__How to complete this task__:
Copy out each line of the data holding "image".

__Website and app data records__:
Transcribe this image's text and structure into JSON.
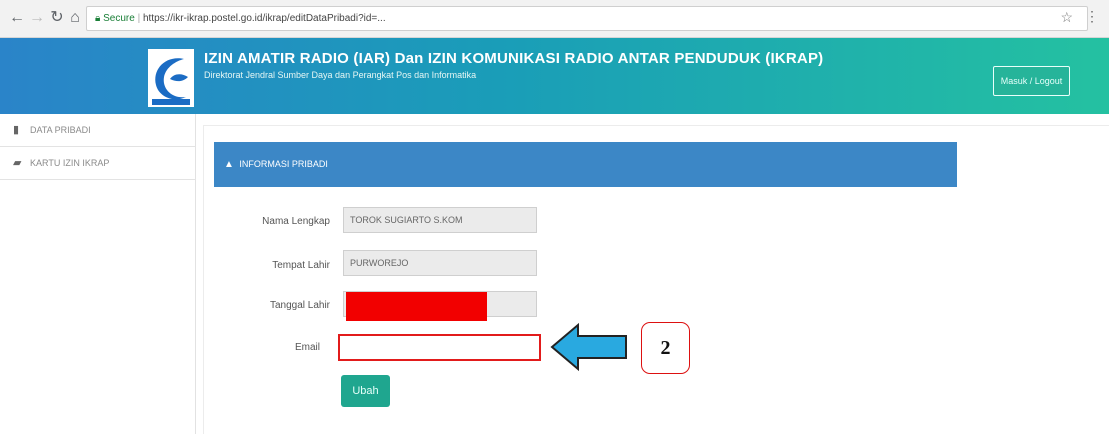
{
  "browser": {
    "secure_label": "Secure",
    "url": "https://ikr-ikrap.postel.go.id/ikrap/editDataPribadi?id=..."
  },
  "header": {
    "title": "IZIN AMATIR RADIO (IAR) Dan IZIN KOMUNIKASI RADIO ANTAR PENDUDUK (IKRAP)",
    "subtitle": "Direktorat Jendral Sumber Daya dan Perangkat Pos dan Informatika",
    "action_button": "Masuk / Logout"
  },
  "sidebar": {
    "items": [
      {
        "label": "DATA PRIBADI",
        "icon": "user-icon"
      },
      {
        "label": "KARTU IZIN IKRAP",
        "icon": "card-icon"
      }
    ]
  },
  "panel": {
    "title": "INFORMASI PRIBADI"
  },
  "form": {
    "nama_label": "Nama Lengkap",
    "nama_value": "TOROK SUGIARTO S.KOM",
    "tempat_label": "Tempat Lahir",
    "tempat_value": "PURWOREJO",
    "tanggal_label": "Tanggal Lahir",
    "email_label": "Email",
    "email_value": "",
    "submit_label": "Ubah"
  },
  "annotation": {
    "step_number": "2",
    "arrow_color": "#29a9e0",
    "highlight_color": "#e21b1b"
  },
  "colors": {
    "panel_header": "#3c87c6",
    "button": "#1fa68f",
    "banner_start": "#2a84c9",
    "banner_end": "#24c1a1"
  }
}
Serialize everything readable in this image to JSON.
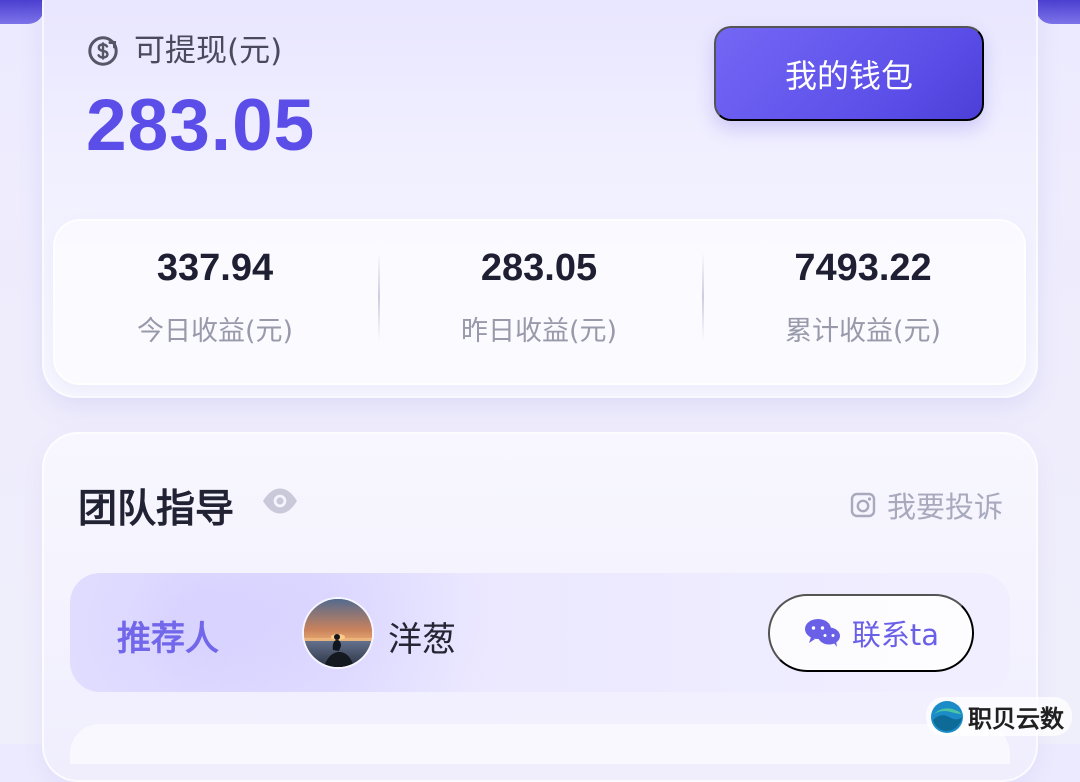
{
  "earnings": {
    "withdrawable_label": "可提现(元)",
    "withdrawable_amount": "283.05",
    "wallet_button_label": "我的钱包",
    "stats": [
      {
        "value": "337.94",
        "label": "今日收益(元)"
      },
      {
        "value": "283.05",
        "label": "昨日收益(元)"
      },
      {
        "value": "7493.22",
        "label": "累计收益(元)"
      }
    ]
  },
  "team": {
    "title": "团队指导",
    "complaint_label": "我要投诉",
    "recommender": {
      "label": "推荐人",
      "name": "洋葱",
      "contact_label": "联系ta"
    }
  },
  "watermark": {
    "text": "职贝云数"
  },
  "colors": {
    "primary": "#5b4ee8",
    "primary_light": "#7467f5",
    "muted_text": "#9899aa",
    "dark_text": "#1f1f33"
  },
  "icons": {
    "withdraw": "money-refresh-icon",
    "eye": "eye-icon",
    "complaint": "camera-complaint-icon",
    "contact": "wechat-icon"
  }
}
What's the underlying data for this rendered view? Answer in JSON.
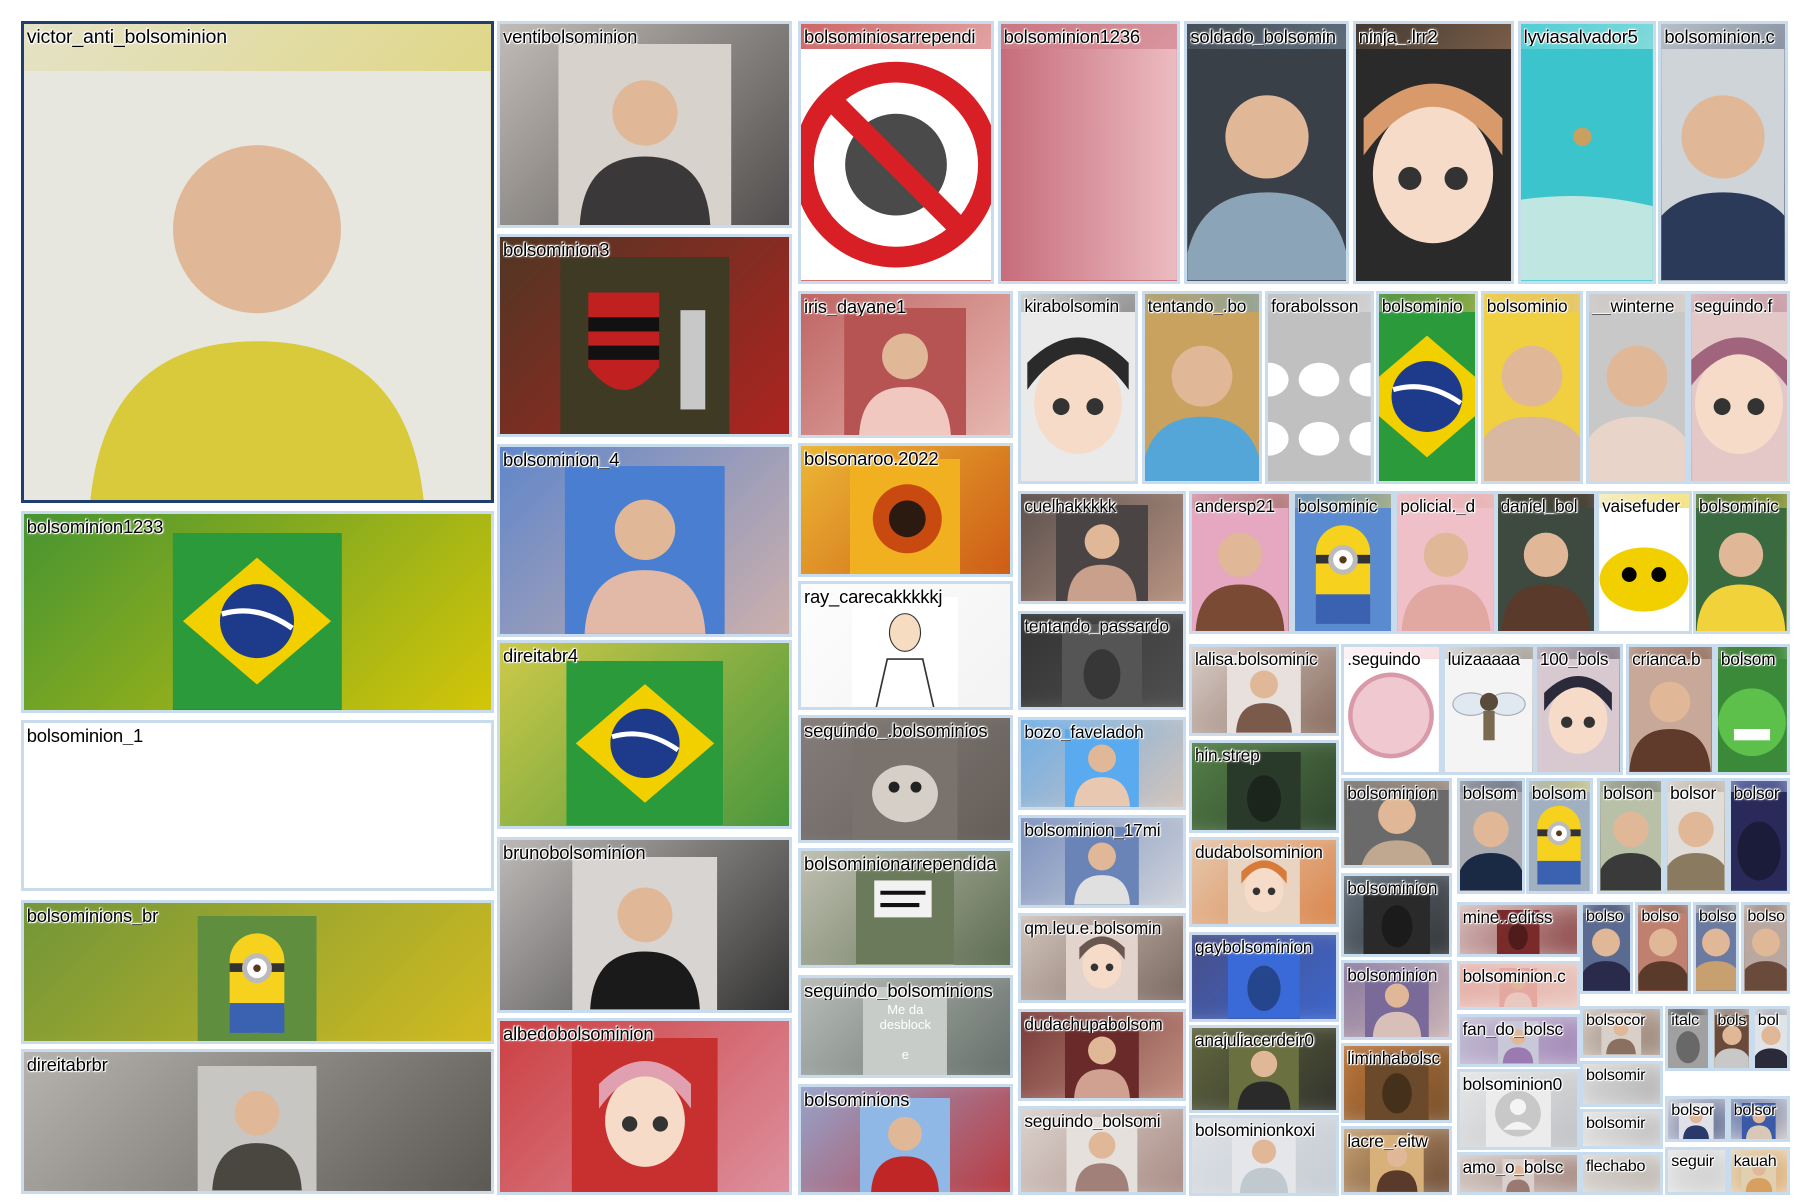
{
  "tiles": [
    {
      "name": "victor_anti_bolsominion",
      "c1": "#e7e6df",
      "c2": "#d8ca3a",
      "icon": "person",
      "selected": true
    },
    {
      "name": "bolsominion1233",
      "c1": "#2a8a3a",
      "c2": "#f0d000",
      "icon": "flag-br"
    },
    {
      "name": "bolsominion_1",
      "c1": "#ffffff",
      "c2": "#ffffff",
      "icon": "none"
    },
    {
      "name": "bolsominions_br",
      "c1": "#5e8e3e",
      "c2": "#e5c21b",
      "icon": "minion"
    },
    {
      "name": "direitabrbr",
      "c1": "#c8c6c2",
      "c2": "#4a4640",
      "icon": "person"
    },
    {
      "name": "ventibolsominion",
      "c1": "#d8d2cc",
      "c2": "#3a3838",
      "icon": "person"
    },
    {
      "name": "bolsominion3",
      "c1": "#3e3a24",
      "c2": "#c02020",
      "icon": "crest"
    },
    {
      "name": "bolsominion_4",
      "c1": "#4a7ed0",
      "c2": "#e2b8a6",
      "icon": "person"
    },
    {
      "name": "direitabr4",
      "c1": "#e8d44a",
      "c2": "#2f8c3b",
      "icon": "flag-br"
    },
    {
      "name": "brunobolsominion",
      "c1": "#d8d4d2",
      "c2": "#1a1a1a",
      "icon": "person"
    },
    {
      "name": "albedobolsominion",
      "c1": "#c83030",
      "c2": "#e0a0b0",
      "icon": "anime"
    },
    {
      "name": "bolsominiosarrependi",
      "c1": "#c74b4b",
      "c2": "#ffffff",
      "icon": "ban"
    },
    {
      "name": "iris_dayane1",
      "c1": "#b65454",
      "c2": "#f0c8c0",
      "icon": "person"
    },
    {
      "name": "bolsonaroo.2022",
      "c1": "#f2c93a",
      "c2": "#c74a10",
      "icon": "lion"
    },
    {
      "name": "ray_carecakkkkkj",
      "c1": "#ffffff",
      "c2": "#f1f1f1",
      "icon": "sketch"
    },
    {
      "name": "seguindo_.bolsominios",
      "c1": "#8a8380",
      "c2": "#5e5852",
      "icon": "cat"
    },
    {
      "name": "bolsominionarrependida",
      "c1": "#d4d0c4",
      "c2": "#4a5e40",
      "icon": "sign"
    },
    {
      "name": "seguindo_bolsominions",
      "c1": "#c8ccc8",
      "c2": "#56605a",
      "icon": "text",
      "caption": "Me da desblock\n\ne"
    },
    {
      "name": "bolsominions",
      "c1": "#8fb8e6",
      "c2": "#c02626",
      "icon": "person"
    },
    {
      "name": "bolsominion1236",
      "c1": "#c56673",
      "c2": "#f0cbd0",
      "icon": "gradient"
    },
    {
      "name": "kirabolsomin",
      "c1": "#eaeaea",
      "c2": "#2a2a2a",
      "icon": "anime"
    },
    {
      "name": "cuelhakkkkk",
      "c1": "#4a4444",
      "c2": "#c9a08c",
      "icon": "person"
    },
    {
      "name": "tentando_passardo",
      "c1": "#2e2e2e",
      "c2": "#555555",
      "icon": "dark"
    },
    {
      "name": "bozo_faveladoh",
      "c1": "#5aaaf0",
      "c2": "#e8c8b0",
      "icon": "person"
    },
    {
      "name": "bolsominion_17mi",
      "c1": "#6a84b8",
      "c2": "#e0e0e0",
      "icon": "person"
    },
    {
      "name": "qm.leu.e.bolsomin",
      "c1": "#e2d4cc",
      "c2": "#6a5850",
      "icon": "anime"
    },
    {
      "name": "dudachupabolsom",
      "c1": "#6a2a2a",
      "c2": "#d0a090",
      "icon": "person"
    },
    {
      "name": "seguindo_bolsomi",
      "c1": "#e6e0dc",
      "c2": "#a08078",
      "icon": "person"
    },
    {
      "name": "tentando_.bo",
      "c1": "#c8a25e",
      "c2": "#54a6d8",
      "icon": "person"
    },
    {
      "name": "soldado_bolsomin",
      "c1": "#3a4048",
      "c2": "#8ca4b8",
      "icon": "person"
    },
    {
      "name": "ninja_.lrr2",
      "c1": "#2a2a2a",
      "c2": "#d89a6a",
      "icon": "anime"
    },
    {
      "name": "lyviasalvador5",
      "c1": "#36c8d0",
      "c2": "#e8f0e8",
      "icon": "sea"
    },
    {
      "name": "bolsominion.c",
      "c1": "#cfd4d8",
      "c2": "#2a3a58",
      "icon": "person"
    },
    {
      "name": "forabolsson",
      "c1": "#b8b8b8",
      "c2": "#f0f0f0",
      "icon": "dogs"
    },
    {
      "name": "bolsominio",
      "c1": "#3a8a4a",
      "c2": "#f2d23a",
      "icon": "flag-br"
    },
    {
      "name": "bolsominio",
      "c1": "#f0d040",
      "c2": "#d8b8a0",
      "icon": "person"
    },
    {
      "name": "__winterne",
      "c1": "#c8c8c8",
      "c2": "#e8d4c8",
      "icon": "person"
    },
    {
      "name": "seguindo.f",
      "c1": "#e4c8c8",
      "c2": "#a0647c",
      "icon": "anime"
    },
    {
      "name": "andersp21",
      "c1": "#e6a8c0",
      "c2": "#7a4a34",
      "icon": "person"
    },
    {
      "name": "bolsominic",
      "c1": "#5a8ad0",
      "c2": "#f2d23a",
      "icon": "minion"
    },
    {
      "name": "policial._d",
      "c1": "#f0c0c8",
      "c2": "#e0a8a0",
      "icon": "person"
    },
    {
      "name": "daniel_bol",
      "c1": "#3e4a40",
      "c2": "#5a3a2a",
      "icon": "person"
    },
    {
      "name": "vaisefuder",
      "c1": "#f6f2e6",
      "c2": "#f0d000",
      "icon": "emoji"
    },
    {
      "name": "bolsominic",
      "c1": "#3a6a40",
      "c2": "#f2d23a",
      "icon": "person"
    },
    {
      "name": "lalisa.bolsominic",
      "c1": "#e8e0dc",
      "c2": "#7a5a4a",
      "icon": "person"
    },
    {
      "name": ".seguindo",
      "c1": "#ffffff",
      "c2": "#f0b8c0",
      "icon": "circle"
    },
    {
      "name": "luizaaaaa",
      "c1": "#f0f0f0",
      "c2": "#5a5040",
      "icon": "fairy"
    },
    {
      "name": "100_bols",
      "c1": "#d8c8d0",
      "c2": "#2a2a3a",
      "icon": "anime"
    },
    {
      "name": "crianca.b",
      "c1": "#c8a898",
      "c2": "#603a2a",
      "icon": "person"
    },
    {
      "name": "bolsom",
      "c1": "#4a7a3a",
      "c2": "#2a9a3a",
      "icon": "monster"
    },
    {
      "name": "hin.strep",
      "c1": "#5a8a4a",
      "c2": "#2a3a2a",
      "icon": "dark"
    },
    {
      "name": "dudabolsominion",
      "c1": "#e8d4c0",
      "c2": "#d87a3a",
      "icon": "anime"
    },
    {
      "name": "gaybolsominion",
      "c1": "#4a4a7a",
      "c2": "#3a6ad8",
      "icon": "dark"
    },
    {
      "name": "anajuliacerdeir0",
      "c1": "#6a7040",
      "c2": "#2a2a2a",
      "icon": "person"
    },
    {
      "name": "bolsominionkoxi",
      "c1": "#e4e6ea",
      "c2": "#c0c8d0",
      "icon": "person"
    },
    {
      "name": "bolsominion",
      "c1": "#6a6a6a",
      "c2": "#c0a890",
      "icon": "person"
    },
    {
      "name": "bolsom",
      "c1": "#a8aab0",
      "c2": "#1a2a44",
      "icon": "person"
    },
    {
      "name": "bolsom",
      "c1": "#a0b0c0",
      "c2": "#f2d23a",
      "icon": "minion"
    },
    {
      "name": "bolson",
      "c1": "#b8c0a8",
      "c2": "#3a3a3a",
      "icon": "person"
    },
    {
      "name": "bolsor",
      "c1": "#e0dcd8",
      "c2": "#8a7a60",
      "icon": "person"
    },
    {
      "name": "bolsor",
      "c1": "#5a6aa8",
      "c2": "#2a2a5a",
      "icon": "dark"
    },
    {
      "name": "bolsominion",
      "c1": "#6a7a88",
      "c2": "#2a2a2a",
      "icon": "dark"
    },
    {
      "name": "bolsominion",
      "c1": "#7a6a9a",
      "c2": "#d8c0b8",
      "icon": "person"
    },
    {
      "name": "liminhabolsc",
      "c1": "#c87a3a",
      "c2": "#6a4a2a",
      "icon": "dark"
    },
    {
      "name": "lacre_.eitw",
      "c1": "#d8b07a",
      "c2": "#5a3a2a",
      "icon": "person"
    },
    {
      "name": "mine..editss",
      "c1": "#e8d8d8",
      "c2": "#7a2a2a",
      "icon": "dark"
    },
    {
      "name": "bolsominion.c",
      "c1": "#e4a8a0",
      "c2": "#e8c8c0",
      "icon": "person"
    },
    {
      "name": "fan_do_bolsc",
      "c1": "#c8c8d8",
      "c2": "#9a7ab0",
      "icon": "person"
    },
    {
      "name": "bolsominion0",
      "c1": "#eceeef",
      "c2": "#b8babd",
      "icon": "avatar"
    },
    {
      "name": "amo_o_bolsc",
      "c1": "#d8d0cc",
      "c2": "#9a7a70",
      "icon": "person"
    },
    {
      "name": "bolso",
      "c1": "#5a6a90",
      "c2": "#2a2a4a",
      "icon": "person"
    },
    {
      "name": "bolso",
      "c1": "#c08070",
      "c2": "#5a3a2a",
      "icon": "person"
    },
    {
      "name": "bolso",
      "c1": "#6a7aa0",
      "c2": "#c8a070",
      "icon": "person"
    },
    {
      "name": "bolso",
      "c1": "#b8a8a0",
      "c2": "#6a4a3a",
      "icon": "person"
    },
    {
      "name": "bolsocor",
      "c1": "#d8d0c8",
      "c2": "#8a7060",
      "icon": "person"
    },
    {
      "name": "italc",
      "c1": "#2a2a2a",
      "c2": "#a0a0a0",
      "icon": "dark"
    },
    {
      "name": "bols",
      "c1": "#6a4a3a",
      "c2": "#c8c8c8",
      "icon": "person"
    },
    {
      "name": "bol",
      "c1": "#e0e4e8",
      "c2": "#2a2a3a",
      "icon": "person"
    },
    {
      "name": "bolsomir",
      "c1": "#e0e0e0",
      "c2": "#a8a8a8",
      "icon": "none"
    },
    {
      "name": "bolsomir",
      "c1": "#e8e8e8",
      "c2": "#b0b0b0",
      "icon": "none"
    },
    {
      "name": "flechabo",
      "c1": "#d8d4d0",
      "c2": "#b8b0a8",
      "icon": "none"
    },
    {
      "name": "bolsor",
      "c1": "#e0e0e8",
      "c2": "#2a3a6a",
      "icon": "person"
    },
    {
      "name": "bolsor",
      "c1": "#3a5aa8",
      "c2": "#d8c8b8",
      "icon": "person"
    },
    {
      "name": "seguir",
      "c1": "#e4e4e4",
      "c2": "#c8c8c8",
      "icon": "none"
    },
    {
      "name": "kauah",
      "c1": "#e0d0b0",
      "c2": "#d8a060",
      "icon": "person"
    }
  ]
}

__Exercise response__:
Transcribe this image's text and structure into JSON.
Serialize everything readable in this image to JSON.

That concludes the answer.